This ‘Hinds’ article was written by Ian Bourne, a GIGsoup contributor
Once someone has a reputation, it’s hard to get rid of it. And Hinds are four girls from Madrid with a reputation for stage invasions. Sure enough, two songs from the end of their hot and sweaty set, a dribble turns into a tide and soon they’re swamped, as the front of the mosh pit moves on stage. Generous to the last and hooked on having fun, Hinds declare it “the best end to a gig, ever”. The truth is the stage invasion happens at every Hinds gig, but usually after they ask for it. Tonight it’s spontaneous, like an earlier Mexican wave during ‘Garden’, a song with a great little riff and which ends with a self-conscious bass solo by Ade Martin.
Right from the start, the bond between Hinds and the crowd is what defines their set. It’s close up and personal. Singer and guitarist Ana Perrote tells us that they love this compared with the festivals they’ve been playing the last two months, where the audience is needlessly kept far from the stage behind barriers. This gig, the first at snug new London venue Moth Club, is as far removed from a festival set as possible.
Hinds nail it, despite dodgy sound mixing at the start. Opener ‘Warning With The Curling’ has barely audible lyrics and Ana’s kazoo hardly pierces the churning and deliberately lo-fi and spare guitar sound that marks out Hinds as queens of new garage. The fast-slow, stop-start rhythm is held tight by bassist Ade and always-smiling drummer Amber Grimbergen, while the sound quality gradually improves. Two guitars, bass, drums, two vocals and that kazoo. ‘Trippy Gum’ does more of the same grinding restraint before bursting out into an infectious “ooh ooh” chorus.
‘Fat Calmed Kiddos’ has another raucous dose of the trademark vocal interplay and raw guitar duelling between Carlotta Cosials and Ana Perrote, and a bubble gum refrain that sparks the first mad mosh of the night, before a big cheesy ending. The band speed straight into ‘Between Cans’, known by everyone as ‘Baby’ because that’s what’s repetitively chanted. Short, sweet and intoxicating.
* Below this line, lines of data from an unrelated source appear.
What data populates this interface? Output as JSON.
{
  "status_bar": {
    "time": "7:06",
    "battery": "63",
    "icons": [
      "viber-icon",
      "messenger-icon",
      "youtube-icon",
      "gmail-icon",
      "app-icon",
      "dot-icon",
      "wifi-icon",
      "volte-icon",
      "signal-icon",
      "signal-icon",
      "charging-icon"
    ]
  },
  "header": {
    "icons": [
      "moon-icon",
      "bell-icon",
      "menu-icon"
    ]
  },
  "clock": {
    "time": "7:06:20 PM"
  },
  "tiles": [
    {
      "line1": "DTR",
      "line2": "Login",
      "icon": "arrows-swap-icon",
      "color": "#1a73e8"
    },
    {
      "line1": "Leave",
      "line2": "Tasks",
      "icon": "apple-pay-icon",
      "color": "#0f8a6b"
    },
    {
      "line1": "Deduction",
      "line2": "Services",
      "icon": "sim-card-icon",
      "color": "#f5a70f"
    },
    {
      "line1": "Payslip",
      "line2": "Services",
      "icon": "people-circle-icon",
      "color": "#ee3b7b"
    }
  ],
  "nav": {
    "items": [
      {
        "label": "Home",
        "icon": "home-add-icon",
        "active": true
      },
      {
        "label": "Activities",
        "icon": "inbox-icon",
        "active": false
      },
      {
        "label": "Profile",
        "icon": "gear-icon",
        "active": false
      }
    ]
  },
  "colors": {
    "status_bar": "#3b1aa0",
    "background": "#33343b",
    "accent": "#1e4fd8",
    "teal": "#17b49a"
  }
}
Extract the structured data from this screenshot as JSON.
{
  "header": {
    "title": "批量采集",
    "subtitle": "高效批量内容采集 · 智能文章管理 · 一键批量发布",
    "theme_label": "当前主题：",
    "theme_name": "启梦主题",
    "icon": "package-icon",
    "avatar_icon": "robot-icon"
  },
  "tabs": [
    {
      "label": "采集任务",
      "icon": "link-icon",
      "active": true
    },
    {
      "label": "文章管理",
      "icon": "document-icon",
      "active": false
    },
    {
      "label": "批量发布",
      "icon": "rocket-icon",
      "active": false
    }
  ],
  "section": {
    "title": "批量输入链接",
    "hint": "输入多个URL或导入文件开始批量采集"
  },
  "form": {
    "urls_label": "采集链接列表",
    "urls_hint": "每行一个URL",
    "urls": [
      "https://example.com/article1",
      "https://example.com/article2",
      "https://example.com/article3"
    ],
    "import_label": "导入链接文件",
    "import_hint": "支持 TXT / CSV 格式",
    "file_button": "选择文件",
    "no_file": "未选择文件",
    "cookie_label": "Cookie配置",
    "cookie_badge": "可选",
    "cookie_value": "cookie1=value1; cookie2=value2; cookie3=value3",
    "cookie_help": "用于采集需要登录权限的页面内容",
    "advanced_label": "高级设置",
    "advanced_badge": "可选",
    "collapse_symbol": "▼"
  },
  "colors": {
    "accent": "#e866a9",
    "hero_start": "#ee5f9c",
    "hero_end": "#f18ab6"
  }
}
“Everyone please make love,” says Carlotta as she introduces the upliftingly plaintiff ‘Easy’. The crowd by now are clapping along, utterly won over by Hinds’ unrelentingly cheerful stage presence and the chiming, charming riffs. Fan favourite ‘Bamboo’ triggers a step up in the moshing in front of the tiny stage, knocking Ana’s microphone stand into her face, with plenty of the young audience now singing along. ‘San Diego’ has sweet garage guitar that pierces the by now tropical atmosphere like shards while the lyrics promise beach party frolics.
Another great little riff in ‘Garden’ keeps the mosh going and from somewhere that Mexican wave starts to sweep back and forth. “I can take you dancing,” sing Hinds. Oh, yes, you can. The twisted proto-punk of ‘Castigadas En El Granero’, all single guitar notes sparkling and ricocheting off each other, is performed amid a throng of stage invaders before the anthemic closer ‘Davey Crockett’ sees just about everyone joining in with the repeated punkoid “gabba gabba hey” chant and churning hypnotic song title lyric. It’s a cover of a song by Thee Headcoatees, maverick Kentish cult garage man Billy Childish’s backing group. Hinds have made it their own. Hackney’s hip young things are left wanting more, but there’s no time for encores and everyone’s overheating, overdosed on the energetic foursome from Madrid.